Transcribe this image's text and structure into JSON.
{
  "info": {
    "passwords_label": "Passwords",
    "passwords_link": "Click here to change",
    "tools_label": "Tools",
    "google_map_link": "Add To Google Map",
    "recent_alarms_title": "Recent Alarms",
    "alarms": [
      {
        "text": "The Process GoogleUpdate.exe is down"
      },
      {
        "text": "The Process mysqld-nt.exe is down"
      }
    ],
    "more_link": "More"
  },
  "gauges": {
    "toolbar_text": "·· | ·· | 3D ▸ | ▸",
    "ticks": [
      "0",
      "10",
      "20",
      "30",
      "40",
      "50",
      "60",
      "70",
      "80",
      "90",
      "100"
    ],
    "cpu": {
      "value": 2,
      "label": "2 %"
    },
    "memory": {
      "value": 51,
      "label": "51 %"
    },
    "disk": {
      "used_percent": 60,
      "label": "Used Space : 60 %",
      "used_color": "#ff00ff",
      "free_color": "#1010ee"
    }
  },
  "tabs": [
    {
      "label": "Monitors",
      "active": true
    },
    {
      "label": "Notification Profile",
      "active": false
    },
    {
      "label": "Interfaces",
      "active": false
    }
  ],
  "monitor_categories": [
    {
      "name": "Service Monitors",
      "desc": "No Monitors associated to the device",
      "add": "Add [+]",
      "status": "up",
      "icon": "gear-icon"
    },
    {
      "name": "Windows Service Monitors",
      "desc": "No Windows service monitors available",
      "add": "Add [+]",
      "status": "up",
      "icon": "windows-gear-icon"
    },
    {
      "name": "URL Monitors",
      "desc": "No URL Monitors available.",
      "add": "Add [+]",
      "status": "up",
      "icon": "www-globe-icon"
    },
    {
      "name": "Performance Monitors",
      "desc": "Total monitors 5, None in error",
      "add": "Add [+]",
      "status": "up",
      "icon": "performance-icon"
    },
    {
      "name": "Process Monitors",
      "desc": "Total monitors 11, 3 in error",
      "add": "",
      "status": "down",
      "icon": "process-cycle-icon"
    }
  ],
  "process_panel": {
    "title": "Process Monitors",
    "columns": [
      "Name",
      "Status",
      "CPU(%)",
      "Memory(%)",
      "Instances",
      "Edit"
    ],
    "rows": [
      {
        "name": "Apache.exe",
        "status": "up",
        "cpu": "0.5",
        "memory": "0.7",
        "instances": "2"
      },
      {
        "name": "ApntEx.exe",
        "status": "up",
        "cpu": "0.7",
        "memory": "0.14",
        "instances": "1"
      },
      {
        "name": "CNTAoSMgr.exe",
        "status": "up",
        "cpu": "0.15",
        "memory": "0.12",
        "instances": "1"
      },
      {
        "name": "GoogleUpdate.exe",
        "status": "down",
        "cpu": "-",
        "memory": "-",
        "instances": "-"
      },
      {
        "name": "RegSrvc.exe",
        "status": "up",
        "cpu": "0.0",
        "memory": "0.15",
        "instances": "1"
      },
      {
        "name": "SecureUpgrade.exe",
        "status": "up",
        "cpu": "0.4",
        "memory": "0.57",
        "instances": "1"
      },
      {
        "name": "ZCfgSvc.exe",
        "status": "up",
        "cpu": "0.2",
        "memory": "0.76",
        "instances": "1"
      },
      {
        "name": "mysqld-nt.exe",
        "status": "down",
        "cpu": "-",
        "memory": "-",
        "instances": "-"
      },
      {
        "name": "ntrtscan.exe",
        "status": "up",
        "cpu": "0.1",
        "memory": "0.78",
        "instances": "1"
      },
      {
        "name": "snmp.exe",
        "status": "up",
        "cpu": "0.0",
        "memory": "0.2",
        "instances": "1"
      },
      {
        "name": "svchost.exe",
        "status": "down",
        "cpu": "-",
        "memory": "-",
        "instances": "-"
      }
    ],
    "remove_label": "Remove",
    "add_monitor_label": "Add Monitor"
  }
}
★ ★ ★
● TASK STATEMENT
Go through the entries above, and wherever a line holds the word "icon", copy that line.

● WRITTEN SOLUTION
      "icon": "gear-icon"
      "icon": "windows-gear-icon"
      "icon": "www-globe-icon"
      "icon": "performance-icon"
      "icon": "process-cycle-icon"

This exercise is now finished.